INSTRUCTIONS FOR THE TASK:
Repeat, word for word, each of the records shown below, without their pictures.

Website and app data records
-------------------------
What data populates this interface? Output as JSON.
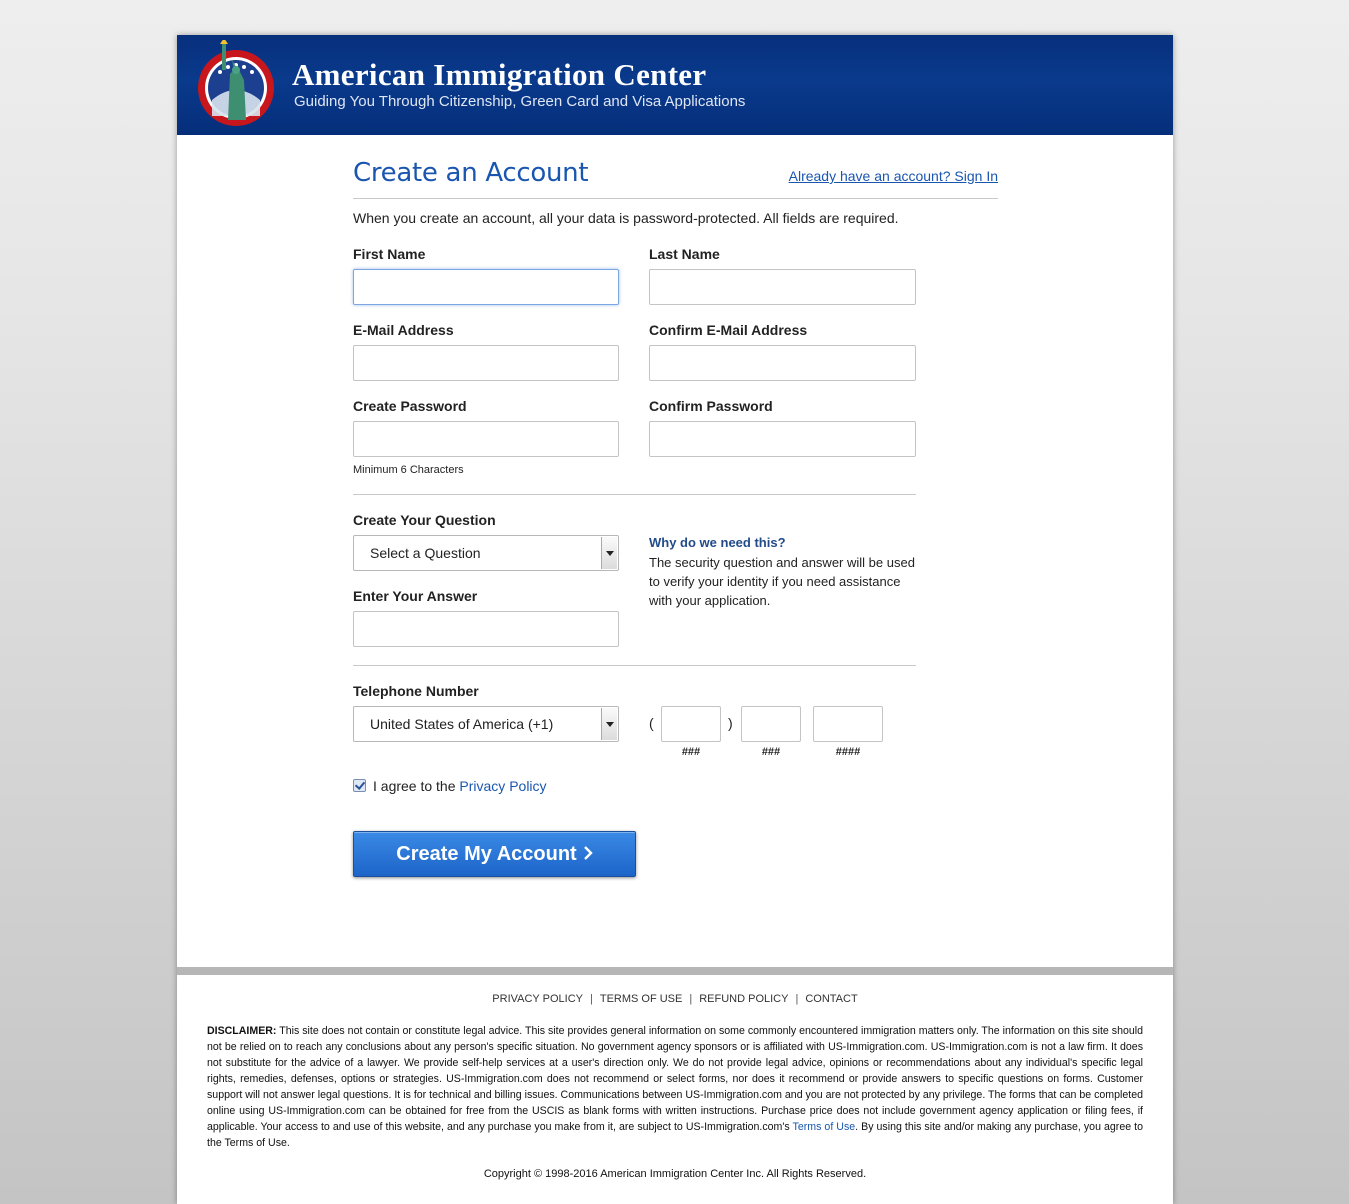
{
  "header": {
    "title": "American Immigration Center",
    "tagline": "Guiding You Through Citizenship, Green Card and Visa Applications",
    "logo_text": "AMERICAN IMMIGRATION CENTER"
  },
  "form": {
    "title": "Create an Account",
    "signin_link": "Already have an account? Sign In",
    "intro": "When you create an account, all your data is password-protected. All fields are required.",
    "first_name_label": "First Name",
    "last_name_label": "Last Name",
    "email_label": "E-Mail Address",
    "confirm_email_label": "Confirm E-Mail Address",
    "password_label": "Create Password",
    "confirm_password_label": "Confirm Password",
    "password_hint": "Minimum 6 Characters",
    "question_label": "Create Your Question",
    "question_selected": "Select a Question",
    "answer_label": "Enter Your Answer",
    "why_title": "Why do we need this?",
    "why_body": "The security question and answer will be used to verify your identity if you need assistance with your application.",
    "phone_label": "Telephone Number",
    "country_selected": "United States of America (+1)",
    "phone_open_paren": "(",
    "phone_close_paren": ")",
    "phone_hint_area": "###",
    "phone_hint_prefix": "###",
    "phone_hint_line": "####",
    "agree_text": "I agree to the",
    "privacy_link": "Privacy Policy",
    "agree_checked": true,
    "submit_label": "Create My Account"
  },
  "footer": {
    "links": [
      "PRIVACY POLICY",
      "TERMS OF USE",
      "REFUND POLICY",
      "CONTACT"
    ],
    "separator": "|",
    "disclaimer_label": "DISCLAIMER:",
    "disclaimer_body": "This site does not contain or constitute legal advice. This site provides general information on some commonly encountered immigration matters only. The information on this site should not be relied on to reach any conclusions about any person's specific situation. No government agency sponsors or is affiliated with US-Immigration.com. US-Immigration.com is not a law firm. It does not substitute for the advice of a lawyer. We provide self-help services at a user's direction only. We do not provide legal advice, opinions or recommendations about any individual's specific legal rights, remedies, defenses, options or strategies. US-Immigration.com does not recommend or select forms, nor does it recommend or provide answers to specific questions on forms. Customer support will not answer legal questions. It is for technical and billing issues. Communications between US-Immigration.com and you are not protected by any privilege. The forms that can be completed online using US-Immigration.com can be obtained for free from the USCIS as blank forms with written instructions. Purchase price does not include government agency application or filing fees, if applicable. Your access to and use of this website, and any purchase you make from it, are subject to US-Immigration.com's",
    "disclaimer_terms_link": "Terms of Use",
    "disclaimer_tail": ". By using this site and/or making any purchase, you agree to the Terms of Use.",
    "copyright": "Copyright © 1998-2016 American Immigration Center Inc. All Rights Reserved."
  },
  "colors": {
    "header_blue": "#0a3a8c",
    "link_blue": "#1a56b0",
    "button_blue": "#2a74d6"
  }
}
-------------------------
FINISHED EXERCISE:
What data populates this interface? Output as JSON.
{
  "header": {
    "title": "American Immigration Center",
    "tagline": "Guiding You Through Citizenship, Green Card and Visa Applications",
    "logo_text": "AMERICAN IMMIGRATION CENTER"
  },
  "form": {
    "title": "Create an Account",
    "signin_link": "Already have an account? Sign In",
    "intro": "When you create an account, all your data is password-protected. All fields are required.",
    "first_name_label": "First Name",
    "last_name_label": "Last Name",
    "email_label": "E-Mail Address",
    "confirm_email_label": "Confirm E-Mail Address",
    "password_label": "Create Password",
    "confirm_password_label": "Confirm Password",
    "password_hint": "Minimum 6 Characters",
    "question_label": "Create Your Question",
    "question_selected": "Select a Question",
    "answer_label": "Enter Your Answer",
    "why_title": "Why do we need this?",
    "why_body": "The security question and answer will be used to verify your identity if you need assistance with your application.",
    "phone_label": "Telephone Number",
    "country_selected": "United States of America (+1)",
    "phone_open_paren": "(",
    "phone_close_paren": ")",
    "phone_hint_area": "###",
    "phone_hint_prefix": "###",
    "phone_hint_line": "####",
    "agree_text": "I agree to the",
    "privacy_link": "Privacy Policy",
    "agree_checked": true,
    "submit_label": "Create My Account"
  },
  "footer": {
    "links": [
      "PRIVACY POLICY",
      "TERMS OF USE",
      "REFUND POLICY",
      "CONTACT"
    ],
    "separator": "|",
    "disclaimer_label": "DISCLAIMER:",
    "disclaimer_body": "This site does not contain or constitute legal advice. This site provides general information on some commonly encountered immigration matters only. The information on this site should not be relied on to reach any conclusions about any person's specific situation. No government agency sponsors or is affiliated with US-Immigration.com. US-Immigration.com is not a law firm. It does not substitute for the advice of a lawyer. We provide self-help services at a user's direction only. We do not provide legal advice, opinions or recommendations about any individual's specific legal rights, remedies, defenses, options or strategies. US-Immigration.com does not recommend or select forms, nor does it recommend or provide answers to specific questions on forms. Customer support will not answer legal questions. It is for technical and billing issues. Communications between US-Immigration.com and you are not protected by any privilege. The forms that can be completed online using US-Immigration.com can be obtained for free from the USCIS as blank forms with written instructions. Purchase price does not include government agency application or filing fees, if applicable. Your access to and use of this website, and any purchase you make from it, are subject to US-Immigration.com's",
    "disclaimer_terms_link": "Terms of Use",
    "disclaimer_tail": ". By using this site and/or making any purchase, you agree to the Terms of Use.",
    "copyright": "Copyright © 1998-2016 American Immigration Center Inc. All Rights Reserved."
  },
  "colors": {
    "header_blue": "#0a3a8c",
    "link_blue": "#1a56b0",
    "button_blue": "#2a74d6"
  }
}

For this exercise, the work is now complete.